_Activity:_ Extract the complete listing and output it unchanged.

_Data to process:_
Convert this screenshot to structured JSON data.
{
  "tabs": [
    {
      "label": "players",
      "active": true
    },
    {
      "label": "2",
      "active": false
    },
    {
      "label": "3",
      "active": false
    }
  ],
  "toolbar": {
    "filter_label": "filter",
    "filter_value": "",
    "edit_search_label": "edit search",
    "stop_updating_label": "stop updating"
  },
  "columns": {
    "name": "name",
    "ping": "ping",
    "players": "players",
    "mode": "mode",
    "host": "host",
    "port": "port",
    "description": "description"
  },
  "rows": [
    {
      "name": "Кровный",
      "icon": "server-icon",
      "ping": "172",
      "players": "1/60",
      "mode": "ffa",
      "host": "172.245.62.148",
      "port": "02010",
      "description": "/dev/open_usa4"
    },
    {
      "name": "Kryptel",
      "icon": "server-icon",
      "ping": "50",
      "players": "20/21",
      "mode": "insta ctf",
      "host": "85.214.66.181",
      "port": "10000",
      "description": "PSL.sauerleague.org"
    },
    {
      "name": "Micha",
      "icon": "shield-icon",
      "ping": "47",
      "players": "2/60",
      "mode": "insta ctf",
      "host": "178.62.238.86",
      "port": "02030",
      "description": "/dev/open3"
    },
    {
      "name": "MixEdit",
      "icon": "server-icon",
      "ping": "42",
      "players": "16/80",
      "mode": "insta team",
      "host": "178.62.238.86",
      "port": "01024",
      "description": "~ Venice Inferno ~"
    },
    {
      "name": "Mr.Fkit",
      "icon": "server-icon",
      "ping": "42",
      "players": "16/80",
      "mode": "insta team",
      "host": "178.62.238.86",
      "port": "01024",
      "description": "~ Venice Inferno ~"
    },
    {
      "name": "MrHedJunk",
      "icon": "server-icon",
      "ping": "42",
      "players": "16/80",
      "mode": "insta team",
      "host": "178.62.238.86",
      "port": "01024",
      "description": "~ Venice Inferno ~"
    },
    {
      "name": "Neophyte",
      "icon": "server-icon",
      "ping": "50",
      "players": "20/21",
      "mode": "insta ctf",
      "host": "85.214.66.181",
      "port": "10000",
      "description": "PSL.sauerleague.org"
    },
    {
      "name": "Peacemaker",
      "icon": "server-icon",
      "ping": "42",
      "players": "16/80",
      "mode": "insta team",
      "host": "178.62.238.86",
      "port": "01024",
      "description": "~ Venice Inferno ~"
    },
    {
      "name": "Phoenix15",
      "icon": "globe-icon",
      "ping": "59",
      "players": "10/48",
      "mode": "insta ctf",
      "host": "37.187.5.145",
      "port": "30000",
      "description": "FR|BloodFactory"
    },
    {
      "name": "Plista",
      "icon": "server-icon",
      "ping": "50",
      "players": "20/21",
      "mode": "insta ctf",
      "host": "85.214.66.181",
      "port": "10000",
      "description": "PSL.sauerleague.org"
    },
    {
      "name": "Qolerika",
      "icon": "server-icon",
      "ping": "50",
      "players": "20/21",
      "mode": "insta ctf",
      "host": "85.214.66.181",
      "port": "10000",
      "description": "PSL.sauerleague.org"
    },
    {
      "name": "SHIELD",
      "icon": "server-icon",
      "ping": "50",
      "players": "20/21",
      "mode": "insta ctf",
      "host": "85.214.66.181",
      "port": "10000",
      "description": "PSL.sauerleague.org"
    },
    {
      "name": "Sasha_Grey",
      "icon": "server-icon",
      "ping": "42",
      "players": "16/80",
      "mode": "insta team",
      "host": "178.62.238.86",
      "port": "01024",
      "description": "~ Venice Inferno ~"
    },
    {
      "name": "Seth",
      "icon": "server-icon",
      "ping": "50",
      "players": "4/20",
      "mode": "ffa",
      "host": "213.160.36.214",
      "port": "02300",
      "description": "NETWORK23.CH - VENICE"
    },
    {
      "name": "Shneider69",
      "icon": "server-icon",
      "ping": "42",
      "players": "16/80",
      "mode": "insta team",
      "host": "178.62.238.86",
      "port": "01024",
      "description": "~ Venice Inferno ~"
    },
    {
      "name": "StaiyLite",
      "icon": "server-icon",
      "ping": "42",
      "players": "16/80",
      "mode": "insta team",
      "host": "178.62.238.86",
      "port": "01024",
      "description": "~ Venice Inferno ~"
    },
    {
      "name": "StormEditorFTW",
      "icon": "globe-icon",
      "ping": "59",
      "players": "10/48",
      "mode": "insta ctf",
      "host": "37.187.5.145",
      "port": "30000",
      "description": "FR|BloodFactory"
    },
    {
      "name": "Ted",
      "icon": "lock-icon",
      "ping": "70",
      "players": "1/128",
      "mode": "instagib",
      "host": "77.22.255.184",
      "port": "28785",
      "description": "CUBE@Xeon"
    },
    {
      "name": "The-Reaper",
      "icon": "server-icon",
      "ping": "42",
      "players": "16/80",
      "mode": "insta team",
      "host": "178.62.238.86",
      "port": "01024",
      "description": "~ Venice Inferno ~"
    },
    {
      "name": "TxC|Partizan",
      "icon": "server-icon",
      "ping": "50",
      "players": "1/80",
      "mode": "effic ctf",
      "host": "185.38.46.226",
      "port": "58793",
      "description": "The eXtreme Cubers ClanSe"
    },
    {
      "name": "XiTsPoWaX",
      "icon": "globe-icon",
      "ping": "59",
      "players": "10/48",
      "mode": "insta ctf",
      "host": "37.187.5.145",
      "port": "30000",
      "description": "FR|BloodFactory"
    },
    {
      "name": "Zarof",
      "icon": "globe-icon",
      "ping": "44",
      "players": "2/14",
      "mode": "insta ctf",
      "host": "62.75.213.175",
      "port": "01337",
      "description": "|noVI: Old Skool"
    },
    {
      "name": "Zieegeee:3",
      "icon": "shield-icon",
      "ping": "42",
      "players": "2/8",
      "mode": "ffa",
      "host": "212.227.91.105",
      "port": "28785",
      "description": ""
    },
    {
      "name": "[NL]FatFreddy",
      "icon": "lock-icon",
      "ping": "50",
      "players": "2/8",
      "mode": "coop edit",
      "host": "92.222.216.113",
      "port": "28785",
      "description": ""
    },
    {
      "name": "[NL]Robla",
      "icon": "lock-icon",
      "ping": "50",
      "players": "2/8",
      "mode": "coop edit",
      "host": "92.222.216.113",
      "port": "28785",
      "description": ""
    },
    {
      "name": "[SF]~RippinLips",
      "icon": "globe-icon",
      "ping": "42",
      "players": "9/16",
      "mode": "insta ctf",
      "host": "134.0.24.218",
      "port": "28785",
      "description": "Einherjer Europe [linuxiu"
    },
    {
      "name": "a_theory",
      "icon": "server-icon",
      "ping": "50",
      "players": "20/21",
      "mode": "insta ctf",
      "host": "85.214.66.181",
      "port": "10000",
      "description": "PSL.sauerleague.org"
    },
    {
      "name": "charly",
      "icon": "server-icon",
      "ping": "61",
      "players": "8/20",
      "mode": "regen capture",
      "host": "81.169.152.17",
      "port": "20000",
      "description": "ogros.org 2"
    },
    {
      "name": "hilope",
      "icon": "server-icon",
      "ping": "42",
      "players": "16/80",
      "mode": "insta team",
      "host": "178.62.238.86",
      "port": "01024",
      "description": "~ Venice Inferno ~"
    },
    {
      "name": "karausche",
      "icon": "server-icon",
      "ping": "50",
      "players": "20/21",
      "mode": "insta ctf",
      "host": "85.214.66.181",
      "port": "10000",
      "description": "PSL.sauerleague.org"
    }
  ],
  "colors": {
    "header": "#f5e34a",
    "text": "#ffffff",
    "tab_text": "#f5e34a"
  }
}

_Finished exercise:_
Convert this screenshot to structured JSON data.
{
  "tabs": [
    {
      "label": "players",
      "active": true
    },
    {
      "label": "2",
      "active": false
    },
    {
      "label": "3",
      "active": false
    }
  ],
  "toolbar": {
    "filter_label": "filter",
    "filter_value": "",
    "edit_search_label": "edit search",
    "stop_updating_label": "stop updating"
  },
  "columns": {
    "name": "name",
    "ping": "ping",
    "players": "players",
    "mode": "mode",
    "host": "host",
    "port": "port",
    "description": "description"
  },
  "rows": [
    {
      "name": "Кровный",
      "icon": "server-icon",
      "ping": "172",
      "players": "1/60",
      "mode": "ffa",
      "host": "172.245.62.148",
      "port": "02010",
      "description": "/dev/open_usa4"
    },
    {
      "name": "Kryptel",
      "icon": "server-icon",
      "ping": "50",
      "players": "20/21",
      "mode": "insta ctf",
      "host": "85.214.66.181",
      "port": "10000",
      "description": "PSL.sauerleague.org"
    },
    {
      "name": "Micha",
      "icon": "shield-icon",
      "ping": "47",
      "players": "2/60",
      "mode": "insta ctf",
      "host": "178.62.238.86",
      "port": "02030",
      "description": "/dev/open3"
    },
    {
      "name": "MixEdit",
      "icon": "server-icon",
      "ping": "42",
      "players": "16/80",
      "mode": "insta team",
      "host": "178.62.238.86",
      "port": "01024",
      "description": "~ Venice Inferno ~"
    },
    {
      "name": "Mr.Fkit",
      "icon": "server-icon",
      "ping": "42",
      "players": "16/80",
      "mode": "insta team",
      "host": "178.62.238.86",
      "port": "01024",
      "description": "~ Venice Inferno ~"
    },
    {
      "name": "MrHedJunk",
      "icon": "server-icon",
      "ping": "42",
      "players": "16/80",
      "mode": "insta team",
      "host": "178.62.238.86",
      "port": "01024",
      "description": "~ Venice Inferno ~"
    },
    {
      "name": "Neophyte",
      "icon": "server-icon",
      "ping": "50",
      "players": "20/21",
      "mode": "insta ctf",
      "host": "85.214.66.181",
      "port": "10000",
      "description": "PSL.sauerleague.org"
    },
    {
      "name": "Peacemaker",
      "icon": "server-icon",
      "ping": "42",
      "players": "16/80",
      "mode": "insta team",
      "host": "178.62.238.86",
      "port": "01024",
      "description": "~ Venice Inferno ~"
    },
    {
      "name": "Phoenix15",
      "icon": "globe-icon",
      "ping": "59",
      "players": "10/48",
      "mode": "insta ctf",
      "host": "37.187.5.145",
      "port": "30000",
      "description": "FR|BloodFactory"
    },
    {
      "name": "Plista",
      "icon": "server-icon",
      "ping": "50",
      "players": "20/21",
      "mode": "insta ctf",
      "host": "85.214.66.181",
      "port": "10000",
      "description": "PSL.sauerleague.org"
    },
    {
      "name": "Qolerika",
      "icon": "server-icon",
      "ping": "50",
      "players": "20/21",
      "mode": "insta ctf",
      "host": "85.214.66.181",
      "port": "10000",
      "description": "PSL.sauerleague.org"
    },
    {
      "name": "SHIELD",
      "icon": "server-icon",
      "ping": "50",
      "players": "20/21",
      "mode": "insta ctf",
      "host": "85.214.66.181",
      "port": "10000",
      "description": "PSL.sauerleague.org"
    },
    {
      "name": "Sasha_Grey",
      "icon": "server-icon",
      "ping": "42",
      "players": "16/80",
      "mode": "insta team",
      "host": "178.62.238.86",
      "port": "01024",
      "description": "~ Venice Inferno ~"
    },
    {
      "name": "Seth",
      "icon": "server-icon",
      "ping": "50",
      "players": "4/20",
      "mode": "ffa",
      "host": "213.160.36.214",
      "port": "02300",
      "description": "NETWORK23.CH - VENICE"
    },
    {
      "name": "Shneider69",
      "icon": "server-icon",
      "ping": "42",
      "players": "16/80",
      "mode": "insta team",
      "host": "178.62.238.86",
      "port": "01024",
      "description": "~ Venice Inferno ~"
    },
    {
      "name": "StaiyLite",
      "icon": "server-icon",
      "ping": "42",
      "players": "16/80",
      "mode": "insta team",
      "host": "178.62.238.86",
      "port": "01024",
      "description": "~ Venice Inferno ~"
    },
    {
      "name": "StormEditorFTW",
      "icon": "globe-icon",
      "ping": "59",
      "players": "10/48",
      "mode": "insta ctf",
      "host": "37.187.5.145",
      "port": "30000",
      "description": "FR|BloodFactory"
    },
    {
      "name": "Ted",
      "icon": "lock-icon",
      "ping": "70",
      "players": "1/128",
      "mode": "instagib",
      "host": "77.22.255.184",
      "port": "28785",
      "description": "CUBE@Xeon"
    },
    {
      "name": "The-Reaper",
      "icon": "server-icon",
      "ping": "42",
      "players": "16/80",
      "mode": "insta team",
      "host": "178.62.238.86",
      "port": "01024",
      "description": "~ Venice Inferno ~"
    },
    {
      "name": "TxC|Partizan",
      "icon": "server-icon",
      "ping": "50",
      "players": "1/80",
      "mode": "effic ctf",
      "host": "185.38.46.226",
      "port": "58793",
      "description": "The eXtreme Cubers ClanSe"
    },
    {
      "name": "XiTsPoWaX",
      "icon": "globe-icon",
      "ping": "59",
      "players": "10/48",
      "mode": "insta ctf",
      "host": "37.187.5.145",
      "port": "30000",
      "description": "FR|BloodFactory"
    },
    {
      "name": "Zarof",
      "icon": "globe-icon",
      "ping": "44",
      "players": "2/14",
      "mode": "insta ctf",
      "host": "62.75.213.175",
      "port": "01337",
      "description": "|noVI: Old Skool"
    },
    {
      "name": "Zieegeee:3",
      "icon": "shield-icon",
      "ping": "42",
      "players": "2/8",
      "mode": "ffa",
      "host": "212.227.91.105",
      "port": "28785",
      "description": ""
    },
    {
      "name": "[NL]FatFreddy",
      "icon": "lock-icon",
      "ping": "50",
      "players": "2/8",
      "mode": "coop edit",
      "host": "92.222.216.113",
      "port": "28785",
      "description": ""
    },
    {
      "name": "[NL]Robla",
      "icon": "lock-icon",
      "ping": "50",
      "players": "2/8",
      "mode": "coop edit",
      "host": "92.222.216.113",
      "port": "28785",
      "description": ""
    },
    {
      "name": "[SF]~RippinLips",
      "icon": "globe-icon",
      "ping": "42",
      "players": "9/16",
      "mode": "insta ctf",
      "host": "134.0.24.218",
      "port": "28785",
      "description": "Einherjer Europe [linuxiu"
    },
    {
      "name": "a_theory",
      "icon": "server-icon",
      "ping": "50",
      "players": "20/21",
      "mode": "insta ctf",
      "host": "85.214.66.181",
      "port": "10000",
      "description": "PSL.sauerleague.org"
    },
    {
      "name": "charly",
      "icon": "server-icon",
      "ping": "61",
      "players": "8/20",
      "mode": "regen capture",
      "host": "81.169.152.17",
      "port": "20000",
      "description": "ogros.org 2"
    },
    {
      "name": "hilope",
      "icon": "server-icon",
      "ping": "42",
      "players": "16/80",
      "mode": "insta team",
      "host": "178.62.238.86",
      "port": "01024",
      "description": "~ Venice Inferno ~"
    },
    {
      "name": "karausche",
      "icon": "server-icon",
      "ping": "50",
      "players": "20/21",
      "mode": "insta ctf",
      "host": "85.214.66.181",
      "port": "10000",
      "description": "PSL.sauerleague.org"
    }
  ],
  "colors": {
    "header": "#f5e34a",
    "text": "#ffffff",
    "tab_text": "#f5e34a"
  }
}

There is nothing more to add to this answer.